##### Material provided

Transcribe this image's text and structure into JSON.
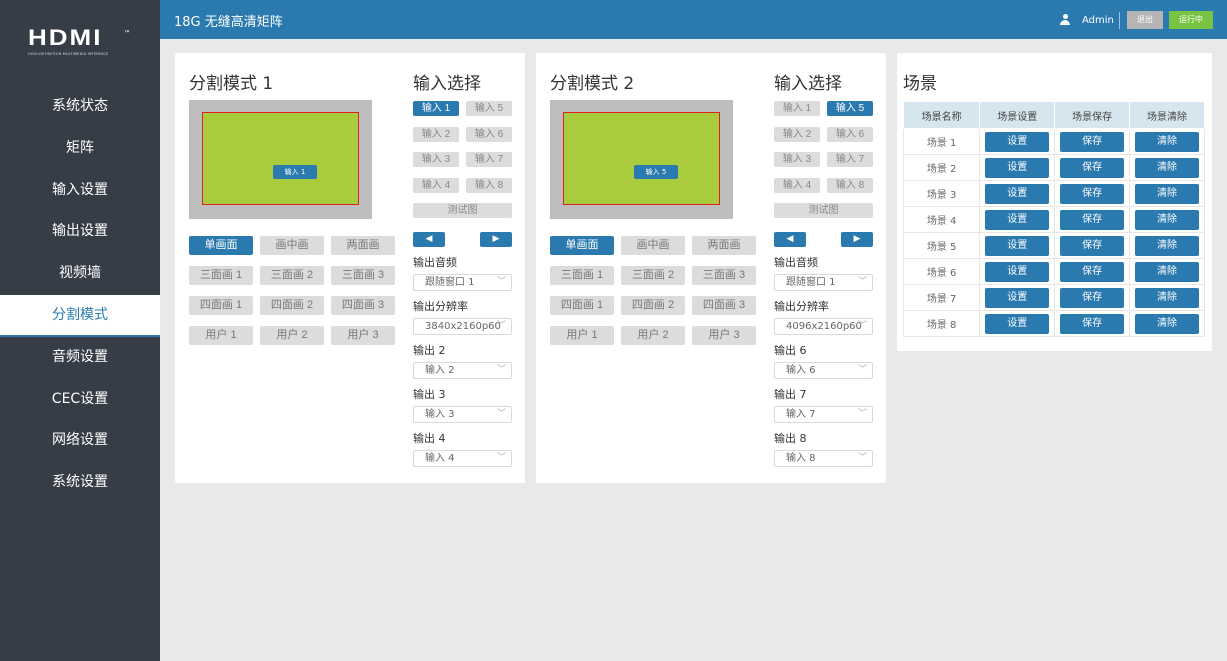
{
  "header": {
    "title": "18G 无缝高清矩阵",
    "user": "Admin",
    "logout_label": "退出",
    "status_label": "运行中"
  },
  "logo": {
    "word": "HDMI",
    "tm": "™",
    "tagline": "HIGH-DEFINITION MULTIMEDIA INTERFACE"
  },
  "sidebar": {
    "items": [
      {
        "label": "系统状态"
      },
      {
        "label": "矩阵"
      },
      {
        "label": "输入设置"
      },
      {
        "label": "输出设置"
      },
      {
        "label": "视频墙"
      },
      {
        "label": "分割模式",
        "active": true
      },
      {
        "label": "音频设置"
      },
      {
        "label": "CEC设置"
      },
      {
        "label": "网络设置"
      },
      {
        "label": "系统设置"
      }
    ]
  },
  "modes": [
    {
      "title": "分割模式 1",
      "preview_label": "输入 1",
      "layout_buttons": [
        "单画面",
        "画中画",
        "两面画",
        "三面画 1",
        "三面画 2",
        "三面画 3",
        "四面画 1",
        "四面画 2",
        "四面画 3",
        "用户 1",
        "用户 2",
        "用户 3"
      ],
      "active_layout": 0,
      "input_title": "输入选择",
      "inputs": [
        "输入 1",
        "输入 5",
        "输入 2",
        "输入 6",
        "输入 3",
        "输入 7",
        "输入 4",
        "输入 8"
      ],
      "active_input": 0,
      "test_pattern": "测试图",
      "prev_arrow": "◀",
      "next_arrow": "▶",
      "audio_label": "输出音频",
      "audio_value": "跟随窗口 1",
      "resolution_label": "输出分辨率",
      "resolution_value": "3840x2160p60",
      "outputs": [
        {
          "label": "输出 2",
          "value": "输入 2"
        },
        {
          "label": "输出 3",
          "value": "输入 3"
        },
        {
          "label": "输出 4",
          "value": "输入 4"
        }
      ]
    },
    {
      "title": "分割模式 2",
      "preview_label": "输入 5",
      "layout_buttons": [
        "单画面",
        "画中画",
        "两面画",
        "三面画 1",
        "三面画 2",
        "三面画 3",
        "四面画 1",
        "四面画 2",
        "四面画 3",
        "用户 1",
        "用户 2",
        "用户 3"
      ],
      "active_layout": 0,
      "input_title": "输入选择",
      "inputs": [
        "输入 1",
        "输入 5",
        "输入 2",
        "输入 6",
        "输入 3",
        "输入 7",
        "输入 4",
        "输入 8"
      ],
      "active_input": 1,
      "test_pattern": "测试图",
      "prev_arrow": "◀",
      "next_arrow": "▶",
      "audio_label": "输出音频",
      "audio_value": "跟随窗口 1",
      "resolution_label": "输出分辨率",
      "resolution_value": "4096x2160p60",
      "outputs": [
        {
          "label": "输出 6",
          "value": "输入 6"
        },
        {
          "label": "输出 7",
          "value": "输入 7"
        },
        {
          "label": "输出 8",
          "value": "输入 8"
        }
      ]
    }
  ],
  "scenes": {
    "title": "场景",
    "headers": [
      "场景名称",
      "场景设置",
      "场景保存",
      "场景清除"
    ],
    "set_label": "设置",
    "save_label": "保存",
    "clear_label": "清除",
    "rows": [
      "场景 1",
      "场景 2",
      "场景 3",
      "场景 4",
      "场景 5",
      "场景 6",
      "场景 7",
      "场景 8"
    ]
  },
  "colors": {
    "primary": "#2a7ab0",
    "sidebar": "#363d47",
    "status_green": "#78c341",
    "preview_window": "#a8cc3d",
    "preview_border": "#e02020"
  }
}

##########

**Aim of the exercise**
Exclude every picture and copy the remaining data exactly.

**Task result**
Transcribe this image's text and structure into JSON.
{
  "header": {
    "title": "18G 无缝高清矩阵",
    "user": "Admin",
    "logout_label": "退出",
    "status_label": "运行中"
  },
  "logo": {
    "word": "HDMI",
    "tm": "™",
    "tagline": "HIGH-DEFINITION MULTIMEDIA INTERFACE"
  },
  "sidebar": {
    "items": [
      {
        "label": "系统状态"
      },
      {
        "label": "矩阵"
      },
      {
        "label": "输入设置"
      },
      {
        "label": "输出设置"
      },
      {
        "label": "视频墙"
      },
      {
        "label": "分割模式",
        "active": true
      },
      {
        "label": "音频设置"
      },
      {
        "label": "CEC设置"
      },
      {
        "label": "网络设置"
      },
      {
        "label": "系统设置"
      }
    ]
  },
  "modes": [
    {
      "title": "分割模式 1",
      "preview_label": "输入 1",
      "layout_buttons": [
        "单画面",
        "画中画",
        "两面画",
        "三面画 1",
        "三面画 2",
        "三面画 3",
        "四面画 1",
        "四面画 2",
        "四面画 3",
        "用户 1",
        "用户 2",
        "用户 3"
      ],
      "active_layout": 0,
      "input_title": "输入选择",
      "inputs": [
        "输入 1",
        "输入 5",
        "输入 2",
        "输入 6",
        "输入 3",
        "输入 7",
        "输入 4",
        "输入 8"
      ],
      "active_input": 0,
      "test_pattern": "测试图",
      "prev_arrow": "◀",
      "next_arrow": "▶",
      "audio_label": "输出音频",
      "audio_value": "跟随窗口 1",
      "resolution_label": "输出分辨率",
      "resolution_value": "3840x2160p60",
      "outputs": [
        {
          "label": "输出 2",
          "value": "输入 2"
        },
        {
          "label": "输出 3",
          "value": "输入 3"
        },
        {
          "label": "输出 4",
          "value": "输入 4"
        }
      ]
    },
    {
      "title": "分割模式 2",
      "preview_label": "输入 5",
      "layout_buttons": [
        "单画面",
        "画中画",
        "两面画",
        "三面画 1",
        "三面画 2",
        "三面画 3",
        "四面画 1",
        "四面画 2",
        "四面画 3",
        "用户 1",
        "用户 2",
        "用户 3"
      ],
      "active_layout": 0,
      "input_title": "输入选择",
      "inputs": [
        "输入 1",
        "输入 5",
        "输入 2",
        "输入 6",
        "输入 3",
        "输入 7",
        "输入 4",
        "输入 8"
      ],
      "active_input": 1,
      "test_pattern": "测试图",
      "prev_arrow": "◀",
      "next_arrow": "▶",
      "audio_label": "输出音频",
      "audio_value": "跟随窗口 1",
      "resolution_label": "输出分辨率",
      "resolution_value": "4096x2160p60",
      "outputs": [
        {
          "label": "输出 6",
          "value": "输入 6"
        },
        {
          "label": "输出 7",
          "value": "输入 7"
        },
        {
          "label": "输出 8",
          "value": "输入 8"
        }
      ]
    }
  ],
  "scenes": {
    "title": "场景",
    "headers": [
      "场景名称",
      "场景设置",
      "场景保存",
      "场景清除"
    ],
    "set_label": "设置",
    "save_label": "保存",
    "clear_label": "清除",
    "rows": [
      "场景 1",
      "场景 2",
      "场景 3",
      "场景 4",
      "场景 5",
      "场景 6",
      "场景 7",
      "场景 8"
    ]
  },
  "colors": {
    "primary": "#2a7ab0",
    "sidebar": "#363d47",
    "status_green": "#78c341",
    "preview_window": "#a8cc3d",
    "preview_border": "#e02020"
  }
}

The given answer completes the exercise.